As the third and final political debate raged on television, an entirely different debate was raging onstage at University Theatre‘s opening night of Moisés Kaufman’s Gross Indecency: The Three Trials of Oscar Wilde. On a set of the familiar Old Bailey courtroom of 19th century London (deftly designed by student Alec Haklar), an even dozen cast members recreated the tragic events that led, ultimately, to the untimely death of playwright and bon vivant Oscar Wilde.

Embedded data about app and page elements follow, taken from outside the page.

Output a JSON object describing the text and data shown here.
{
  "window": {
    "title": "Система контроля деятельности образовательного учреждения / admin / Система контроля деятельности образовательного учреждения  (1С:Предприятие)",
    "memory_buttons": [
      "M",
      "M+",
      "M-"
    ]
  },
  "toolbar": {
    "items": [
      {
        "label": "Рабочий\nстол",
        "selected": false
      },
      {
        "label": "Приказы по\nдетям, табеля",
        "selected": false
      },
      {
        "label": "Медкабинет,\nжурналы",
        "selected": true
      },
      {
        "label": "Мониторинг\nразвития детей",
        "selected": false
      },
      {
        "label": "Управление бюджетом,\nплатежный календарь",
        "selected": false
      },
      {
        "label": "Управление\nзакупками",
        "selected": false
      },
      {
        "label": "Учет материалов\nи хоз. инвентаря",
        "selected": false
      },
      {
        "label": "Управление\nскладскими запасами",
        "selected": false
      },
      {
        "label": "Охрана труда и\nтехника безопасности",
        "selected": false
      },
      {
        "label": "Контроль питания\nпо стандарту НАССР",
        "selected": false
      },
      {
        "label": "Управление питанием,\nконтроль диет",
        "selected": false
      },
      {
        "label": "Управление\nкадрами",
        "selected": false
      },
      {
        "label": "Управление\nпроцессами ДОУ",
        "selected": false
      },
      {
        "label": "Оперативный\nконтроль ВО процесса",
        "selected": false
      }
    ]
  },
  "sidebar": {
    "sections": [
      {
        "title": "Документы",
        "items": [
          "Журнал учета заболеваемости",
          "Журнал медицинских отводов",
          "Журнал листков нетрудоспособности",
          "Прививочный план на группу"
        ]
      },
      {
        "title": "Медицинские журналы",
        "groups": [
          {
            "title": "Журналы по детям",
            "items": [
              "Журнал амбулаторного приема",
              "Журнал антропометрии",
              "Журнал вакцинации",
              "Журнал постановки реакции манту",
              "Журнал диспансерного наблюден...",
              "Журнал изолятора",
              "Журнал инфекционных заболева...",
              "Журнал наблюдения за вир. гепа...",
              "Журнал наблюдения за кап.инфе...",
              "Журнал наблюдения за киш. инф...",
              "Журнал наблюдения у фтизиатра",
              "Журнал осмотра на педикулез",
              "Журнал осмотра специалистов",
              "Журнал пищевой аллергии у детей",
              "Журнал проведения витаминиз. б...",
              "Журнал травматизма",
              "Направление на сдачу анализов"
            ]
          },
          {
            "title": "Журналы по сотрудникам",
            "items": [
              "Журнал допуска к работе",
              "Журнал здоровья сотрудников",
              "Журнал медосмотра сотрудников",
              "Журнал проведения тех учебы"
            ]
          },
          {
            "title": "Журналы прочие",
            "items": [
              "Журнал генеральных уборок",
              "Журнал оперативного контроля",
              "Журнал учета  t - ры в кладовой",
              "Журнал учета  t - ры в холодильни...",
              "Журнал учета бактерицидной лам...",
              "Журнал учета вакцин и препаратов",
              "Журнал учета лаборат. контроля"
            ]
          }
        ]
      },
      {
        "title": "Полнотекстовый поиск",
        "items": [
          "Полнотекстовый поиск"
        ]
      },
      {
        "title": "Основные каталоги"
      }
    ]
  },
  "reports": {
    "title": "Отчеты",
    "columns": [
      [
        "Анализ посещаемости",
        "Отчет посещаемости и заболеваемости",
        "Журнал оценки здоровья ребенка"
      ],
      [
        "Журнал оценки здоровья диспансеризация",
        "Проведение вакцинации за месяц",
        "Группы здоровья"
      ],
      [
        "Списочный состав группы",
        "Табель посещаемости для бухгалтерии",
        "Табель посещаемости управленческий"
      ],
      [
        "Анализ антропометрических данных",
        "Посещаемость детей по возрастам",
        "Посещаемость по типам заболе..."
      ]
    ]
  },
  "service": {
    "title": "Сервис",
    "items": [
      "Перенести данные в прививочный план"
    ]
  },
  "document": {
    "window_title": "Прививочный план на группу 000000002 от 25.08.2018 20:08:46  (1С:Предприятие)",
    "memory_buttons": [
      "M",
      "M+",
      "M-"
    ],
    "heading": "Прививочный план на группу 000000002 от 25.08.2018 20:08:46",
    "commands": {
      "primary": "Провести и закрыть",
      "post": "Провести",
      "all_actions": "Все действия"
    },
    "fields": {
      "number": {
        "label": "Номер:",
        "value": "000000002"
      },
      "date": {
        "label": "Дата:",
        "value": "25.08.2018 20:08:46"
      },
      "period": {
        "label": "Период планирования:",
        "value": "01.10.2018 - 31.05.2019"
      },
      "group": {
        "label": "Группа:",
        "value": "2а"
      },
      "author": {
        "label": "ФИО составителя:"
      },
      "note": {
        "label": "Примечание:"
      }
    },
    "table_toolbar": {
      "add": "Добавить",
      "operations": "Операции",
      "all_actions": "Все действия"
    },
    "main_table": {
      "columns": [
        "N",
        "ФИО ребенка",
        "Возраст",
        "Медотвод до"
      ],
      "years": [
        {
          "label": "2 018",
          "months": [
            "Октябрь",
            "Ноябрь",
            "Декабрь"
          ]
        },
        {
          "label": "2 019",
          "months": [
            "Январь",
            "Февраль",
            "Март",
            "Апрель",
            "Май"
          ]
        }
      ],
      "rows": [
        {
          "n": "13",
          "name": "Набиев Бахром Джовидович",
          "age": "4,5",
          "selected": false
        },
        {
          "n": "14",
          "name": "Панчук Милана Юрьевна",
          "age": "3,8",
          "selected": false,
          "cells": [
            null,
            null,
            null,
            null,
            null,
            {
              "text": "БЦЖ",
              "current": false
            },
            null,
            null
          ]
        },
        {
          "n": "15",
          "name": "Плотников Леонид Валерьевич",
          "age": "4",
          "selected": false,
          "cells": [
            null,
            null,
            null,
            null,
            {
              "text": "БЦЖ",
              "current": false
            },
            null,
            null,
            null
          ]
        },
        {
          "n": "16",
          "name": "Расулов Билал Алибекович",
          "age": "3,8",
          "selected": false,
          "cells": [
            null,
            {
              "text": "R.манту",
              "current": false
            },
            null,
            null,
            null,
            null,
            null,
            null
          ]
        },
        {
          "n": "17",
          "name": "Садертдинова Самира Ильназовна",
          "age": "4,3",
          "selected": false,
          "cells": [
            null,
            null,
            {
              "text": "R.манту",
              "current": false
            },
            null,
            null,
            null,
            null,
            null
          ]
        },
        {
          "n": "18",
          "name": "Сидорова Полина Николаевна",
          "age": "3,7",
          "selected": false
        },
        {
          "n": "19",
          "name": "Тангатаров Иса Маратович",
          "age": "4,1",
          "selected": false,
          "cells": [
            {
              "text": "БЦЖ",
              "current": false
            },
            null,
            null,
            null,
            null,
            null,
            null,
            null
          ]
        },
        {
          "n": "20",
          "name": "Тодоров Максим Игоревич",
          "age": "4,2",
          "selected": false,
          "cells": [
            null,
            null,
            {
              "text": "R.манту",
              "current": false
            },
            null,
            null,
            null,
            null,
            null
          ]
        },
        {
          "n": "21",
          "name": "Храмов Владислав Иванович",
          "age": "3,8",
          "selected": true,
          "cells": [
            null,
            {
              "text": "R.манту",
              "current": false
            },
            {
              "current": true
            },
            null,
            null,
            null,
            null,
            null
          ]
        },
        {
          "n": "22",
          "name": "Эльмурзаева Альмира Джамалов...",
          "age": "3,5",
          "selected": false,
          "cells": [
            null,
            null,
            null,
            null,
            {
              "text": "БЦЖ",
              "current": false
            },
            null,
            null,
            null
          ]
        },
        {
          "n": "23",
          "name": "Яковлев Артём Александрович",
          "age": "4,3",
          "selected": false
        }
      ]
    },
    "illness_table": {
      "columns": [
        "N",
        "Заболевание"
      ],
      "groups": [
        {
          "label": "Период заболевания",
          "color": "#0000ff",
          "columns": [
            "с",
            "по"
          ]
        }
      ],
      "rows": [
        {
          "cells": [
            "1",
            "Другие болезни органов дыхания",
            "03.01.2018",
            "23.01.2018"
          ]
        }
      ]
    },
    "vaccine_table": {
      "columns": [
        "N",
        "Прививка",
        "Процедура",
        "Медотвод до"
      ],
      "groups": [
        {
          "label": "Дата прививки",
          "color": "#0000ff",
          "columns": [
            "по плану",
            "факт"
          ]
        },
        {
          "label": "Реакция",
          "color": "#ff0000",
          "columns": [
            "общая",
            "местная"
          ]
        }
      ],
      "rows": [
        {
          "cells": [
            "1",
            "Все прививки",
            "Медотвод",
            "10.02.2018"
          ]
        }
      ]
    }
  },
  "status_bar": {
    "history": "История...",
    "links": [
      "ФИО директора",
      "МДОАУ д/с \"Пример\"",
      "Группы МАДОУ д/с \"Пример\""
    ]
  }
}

“Gross indecency” refers to the charges against Wilde (Matthew Coker) in the second and third trials that were held at the Bailey, after Wilde’s failed attempt to sue the father of his (assumed) lover, Lord Alfred Douglas (Louis Bailey), son of the Marquess of Queensbury (James Poslusny). In a notorious flubbed snub, the Marquess sent a note to Wilde at his club, indicating that Wilde was “posing as a somdomite.” Regardless of the misspelling, the indication was clear: Wilde was to steer clear of Lord Alfred Douglas, or face the wrath of an angry father, a situation Wilde was at first loathe to do. If bowing out would mend the fissure between father and son, Wilde was eager to see it done. But Alfred himself would not allow it; after consulting with his solicitors, Wilde warily set out to sue the Marquess for libel. This was trial number one, and the first act of the play. But in a legal maneuver designed particularly to punish Wilde for his folly, the defense solicitor, Parker (Parker Gagnier), demanded that an innocent verdict against the Marquess indicate that the slur against Wilde had been proven to be true. Wilde was therefore legally deemed a sodomite, and immediately arrested on that charge.

Kaufman carefully recreates the setting and circumstances of these three trials and the notoriety that accompanied them. We hear detailed testimony in all three trials, and it is evident that the legal community is from the very beginning set against Wilde as a degenerate, and set to convict him of such. Despite the fact that the second trial, the first against Wilde, ends in a hung jury, a third and final push to convict is mounted by the prosecution, and Wilde’s fate is sealed. His conviction is based upon the evidence provided by four “degenerate youths,” young men who give evidence that they have slept with the playwright. No court in the land would have failed to convict after these allegations.

Wilde is represented throughout his legal missteps by a prominent legal authority of the time, Sir Edward Clarke (Natalie Sherwood), who rose to defend Wilde at his own trials free of charge. Much is quoted from Clarke’s own notes of the trials. Much is also quoted from the newspapers of the day, which dubbed the proceedings “The Trial of the Century” and convicted Wilde in the press.

University Theatre has recreated the Old Bailey simply, with a high podium for the judge and a long table over which the proceedings fly. The central table is flanked on both sides by two pews, on which are seated many members of the audience, who become part of the play, along with several of the cast, who rise to comment constantly on these proceedings. In this ensemble cast, each actor plays many parts, with the notable exceptions of Wilde himself and Sir Edward.

Sherwood was captivating as Clarke, a man of studied demeanor and sharp legal mind. She and the rest of the cast were all onstage from the moment the audience entered the Kennedy-McIlwee Studio Theatre, which was ably suited for these proceedings. But director Rachel Klem was fortunate to have as Wilde a freshman who not only exceptionally handled the portrayal of Oscar Wilde, but actually resembled the man himself: Matthew Coker. From the picture of Wilde that graces the cover of the program, the resemblance was uncanny. Coker commanded the stage, and rightfully took over the proceedings as Wilde. It was a remarkable portrayal, and central to this creative and truly moving series of events. As the entirety of 1895 London swirled around him, Coker ably relayed the conflicting and painful emotions that rocked Wilde during this fall from grace. In a succinct and precise summation, the production’s sharp and quick cast conveyed the final years of Wilde’s life.

Gross Indecency is a fantastically constructed and fascinating study in the machinations of law and the demise of a man whose only sin was to tread on the sanctity of the English nobility. As soon as he made that one fateful decision, his fate was sealed. It is almost a certainty that his conviction for “crimes against humanity” were actually and only crimes against the elite, who could not fail to reciprocate. Such a slight could not stand; English mores would never have allowed such a thing. You do not challenge the English nobility. University Theatre’s production not only underscored this notion; it screamed it from the rooftops. It was a powerful and moving performance, and it is well worth your attendance.

Gross Indecency continues through Sunday, October 30. For more details on this production, please view the sidebar.